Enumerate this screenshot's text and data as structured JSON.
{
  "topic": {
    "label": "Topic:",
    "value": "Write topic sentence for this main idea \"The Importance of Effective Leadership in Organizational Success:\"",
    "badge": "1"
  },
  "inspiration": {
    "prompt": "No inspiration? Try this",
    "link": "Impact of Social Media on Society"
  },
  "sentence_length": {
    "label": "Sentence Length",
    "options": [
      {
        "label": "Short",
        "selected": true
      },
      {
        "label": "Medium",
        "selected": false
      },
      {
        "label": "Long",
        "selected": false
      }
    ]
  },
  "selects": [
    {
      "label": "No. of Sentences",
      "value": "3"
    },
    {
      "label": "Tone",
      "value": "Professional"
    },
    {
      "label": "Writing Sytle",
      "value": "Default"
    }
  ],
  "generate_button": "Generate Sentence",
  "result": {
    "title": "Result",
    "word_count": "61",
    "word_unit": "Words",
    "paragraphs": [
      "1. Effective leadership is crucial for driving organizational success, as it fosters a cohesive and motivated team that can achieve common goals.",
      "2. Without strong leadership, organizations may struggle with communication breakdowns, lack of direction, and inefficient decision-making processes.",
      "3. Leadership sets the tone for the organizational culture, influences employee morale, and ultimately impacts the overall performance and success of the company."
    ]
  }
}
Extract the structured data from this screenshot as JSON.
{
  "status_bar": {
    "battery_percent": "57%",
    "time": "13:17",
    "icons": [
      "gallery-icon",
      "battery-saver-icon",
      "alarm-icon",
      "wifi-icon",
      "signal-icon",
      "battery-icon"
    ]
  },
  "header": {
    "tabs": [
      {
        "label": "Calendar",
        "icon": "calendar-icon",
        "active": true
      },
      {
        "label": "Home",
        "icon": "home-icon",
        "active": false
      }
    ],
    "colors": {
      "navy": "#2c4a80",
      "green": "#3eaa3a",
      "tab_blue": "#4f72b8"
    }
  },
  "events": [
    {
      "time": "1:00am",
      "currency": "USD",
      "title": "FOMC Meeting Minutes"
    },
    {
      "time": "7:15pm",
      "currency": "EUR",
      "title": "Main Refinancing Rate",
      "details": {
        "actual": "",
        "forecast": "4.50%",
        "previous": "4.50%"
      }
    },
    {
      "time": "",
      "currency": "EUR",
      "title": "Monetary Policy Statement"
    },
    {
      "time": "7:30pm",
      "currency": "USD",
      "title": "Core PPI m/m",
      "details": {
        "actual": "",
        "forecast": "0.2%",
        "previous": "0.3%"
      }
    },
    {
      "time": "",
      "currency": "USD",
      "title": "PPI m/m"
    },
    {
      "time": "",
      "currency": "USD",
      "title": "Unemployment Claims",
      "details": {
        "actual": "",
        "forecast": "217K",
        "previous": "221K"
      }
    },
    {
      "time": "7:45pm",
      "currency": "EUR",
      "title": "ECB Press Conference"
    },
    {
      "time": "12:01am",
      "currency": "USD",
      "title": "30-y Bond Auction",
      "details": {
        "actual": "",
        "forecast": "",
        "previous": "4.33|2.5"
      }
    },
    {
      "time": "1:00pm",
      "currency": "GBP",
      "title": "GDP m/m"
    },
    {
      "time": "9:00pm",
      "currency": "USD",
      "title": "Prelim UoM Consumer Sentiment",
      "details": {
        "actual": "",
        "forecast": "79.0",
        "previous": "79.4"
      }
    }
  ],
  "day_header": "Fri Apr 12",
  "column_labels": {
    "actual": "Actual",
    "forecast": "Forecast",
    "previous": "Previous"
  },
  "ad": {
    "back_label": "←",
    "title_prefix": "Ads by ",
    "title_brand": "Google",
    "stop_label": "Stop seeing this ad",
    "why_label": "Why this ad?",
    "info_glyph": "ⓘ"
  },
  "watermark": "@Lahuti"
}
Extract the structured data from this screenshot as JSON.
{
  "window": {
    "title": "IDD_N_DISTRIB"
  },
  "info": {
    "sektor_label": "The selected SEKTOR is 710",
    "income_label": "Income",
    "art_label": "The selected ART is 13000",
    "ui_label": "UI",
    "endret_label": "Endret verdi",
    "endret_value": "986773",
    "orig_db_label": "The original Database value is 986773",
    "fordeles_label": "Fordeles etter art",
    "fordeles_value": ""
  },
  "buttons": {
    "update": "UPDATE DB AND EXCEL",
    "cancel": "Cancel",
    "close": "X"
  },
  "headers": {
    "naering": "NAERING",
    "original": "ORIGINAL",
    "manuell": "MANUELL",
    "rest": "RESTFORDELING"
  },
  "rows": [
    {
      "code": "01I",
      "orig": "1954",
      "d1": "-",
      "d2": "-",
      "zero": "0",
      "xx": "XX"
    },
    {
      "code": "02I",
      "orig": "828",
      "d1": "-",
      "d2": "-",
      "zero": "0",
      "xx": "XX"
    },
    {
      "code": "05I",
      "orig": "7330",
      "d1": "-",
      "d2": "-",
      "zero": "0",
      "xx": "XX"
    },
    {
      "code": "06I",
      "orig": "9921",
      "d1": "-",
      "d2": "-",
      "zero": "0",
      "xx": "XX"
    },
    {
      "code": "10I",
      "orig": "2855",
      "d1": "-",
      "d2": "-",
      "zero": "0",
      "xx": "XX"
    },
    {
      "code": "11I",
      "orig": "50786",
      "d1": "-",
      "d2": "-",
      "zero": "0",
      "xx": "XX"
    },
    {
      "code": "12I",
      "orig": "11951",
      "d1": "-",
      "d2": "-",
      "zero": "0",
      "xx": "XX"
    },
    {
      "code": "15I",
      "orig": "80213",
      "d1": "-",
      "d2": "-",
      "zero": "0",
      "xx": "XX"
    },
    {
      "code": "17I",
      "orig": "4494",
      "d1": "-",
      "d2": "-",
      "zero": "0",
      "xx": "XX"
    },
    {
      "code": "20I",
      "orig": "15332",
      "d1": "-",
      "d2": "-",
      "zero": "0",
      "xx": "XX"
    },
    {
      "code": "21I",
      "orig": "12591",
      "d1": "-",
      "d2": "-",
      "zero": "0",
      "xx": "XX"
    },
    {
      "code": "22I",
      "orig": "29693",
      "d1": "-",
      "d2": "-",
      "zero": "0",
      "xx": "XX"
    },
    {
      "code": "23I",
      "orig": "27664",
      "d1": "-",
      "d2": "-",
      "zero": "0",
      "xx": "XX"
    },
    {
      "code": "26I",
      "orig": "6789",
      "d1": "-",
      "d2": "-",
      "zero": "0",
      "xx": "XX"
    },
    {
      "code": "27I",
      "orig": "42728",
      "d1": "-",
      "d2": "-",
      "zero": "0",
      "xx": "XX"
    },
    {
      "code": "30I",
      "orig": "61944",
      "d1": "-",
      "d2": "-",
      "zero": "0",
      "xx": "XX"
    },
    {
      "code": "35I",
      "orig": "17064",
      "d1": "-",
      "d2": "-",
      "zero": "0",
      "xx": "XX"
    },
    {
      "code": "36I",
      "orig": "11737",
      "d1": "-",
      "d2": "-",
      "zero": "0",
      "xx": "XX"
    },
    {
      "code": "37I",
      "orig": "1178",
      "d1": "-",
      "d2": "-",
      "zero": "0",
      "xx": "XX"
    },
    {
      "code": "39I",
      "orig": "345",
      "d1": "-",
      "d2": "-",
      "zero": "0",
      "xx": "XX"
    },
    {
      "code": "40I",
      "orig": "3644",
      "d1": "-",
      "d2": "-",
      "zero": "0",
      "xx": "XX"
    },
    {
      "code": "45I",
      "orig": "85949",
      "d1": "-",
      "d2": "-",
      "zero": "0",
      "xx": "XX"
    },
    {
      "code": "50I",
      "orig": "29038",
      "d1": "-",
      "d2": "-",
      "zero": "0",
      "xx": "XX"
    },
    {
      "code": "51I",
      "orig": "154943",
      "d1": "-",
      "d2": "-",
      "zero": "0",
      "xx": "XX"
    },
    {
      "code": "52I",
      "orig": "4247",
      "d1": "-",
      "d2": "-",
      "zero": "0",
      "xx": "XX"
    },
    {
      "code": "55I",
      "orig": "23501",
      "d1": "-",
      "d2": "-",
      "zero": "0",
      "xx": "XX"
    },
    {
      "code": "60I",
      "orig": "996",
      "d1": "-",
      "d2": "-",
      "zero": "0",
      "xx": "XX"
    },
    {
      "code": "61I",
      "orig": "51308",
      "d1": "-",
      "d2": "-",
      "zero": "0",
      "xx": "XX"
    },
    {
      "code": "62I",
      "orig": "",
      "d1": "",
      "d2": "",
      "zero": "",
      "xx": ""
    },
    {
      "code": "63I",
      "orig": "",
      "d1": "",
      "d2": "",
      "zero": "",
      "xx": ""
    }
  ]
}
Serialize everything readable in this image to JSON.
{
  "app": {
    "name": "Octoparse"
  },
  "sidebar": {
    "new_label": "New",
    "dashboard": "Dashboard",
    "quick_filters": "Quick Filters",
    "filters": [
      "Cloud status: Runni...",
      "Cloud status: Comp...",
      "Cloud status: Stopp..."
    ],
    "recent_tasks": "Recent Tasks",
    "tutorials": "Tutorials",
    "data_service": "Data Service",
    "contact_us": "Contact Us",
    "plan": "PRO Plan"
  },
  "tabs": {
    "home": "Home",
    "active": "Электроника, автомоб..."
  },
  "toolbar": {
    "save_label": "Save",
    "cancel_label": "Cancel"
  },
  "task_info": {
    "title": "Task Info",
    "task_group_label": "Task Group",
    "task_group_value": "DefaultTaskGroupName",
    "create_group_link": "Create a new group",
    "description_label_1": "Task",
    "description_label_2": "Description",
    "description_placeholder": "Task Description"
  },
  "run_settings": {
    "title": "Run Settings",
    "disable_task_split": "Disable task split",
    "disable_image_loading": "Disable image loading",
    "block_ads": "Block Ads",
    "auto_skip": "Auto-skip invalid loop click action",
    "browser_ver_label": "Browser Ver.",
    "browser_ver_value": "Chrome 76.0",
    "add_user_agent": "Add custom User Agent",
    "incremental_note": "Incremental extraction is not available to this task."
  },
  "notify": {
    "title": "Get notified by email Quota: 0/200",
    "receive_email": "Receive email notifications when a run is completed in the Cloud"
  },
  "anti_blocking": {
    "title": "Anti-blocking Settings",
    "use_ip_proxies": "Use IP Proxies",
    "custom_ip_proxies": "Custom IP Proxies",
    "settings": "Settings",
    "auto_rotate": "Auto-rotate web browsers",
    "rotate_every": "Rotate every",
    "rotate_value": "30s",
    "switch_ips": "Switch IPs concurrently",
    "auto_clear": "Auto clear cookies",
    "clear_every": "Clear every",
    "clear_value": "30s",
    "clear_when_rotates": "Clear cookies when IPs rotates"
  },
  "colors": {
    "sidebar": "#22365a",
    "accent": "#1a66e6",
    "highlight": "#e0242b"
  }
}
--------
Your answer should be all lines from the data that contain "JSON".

§ Exercise output:
Enumerate this screenshot's text and data as structured JSON.
Extract the structured data from this screenshot as JSON.
Extract the structured data from this screenshot as JSON.
Serialize everything readable in this image to JSON.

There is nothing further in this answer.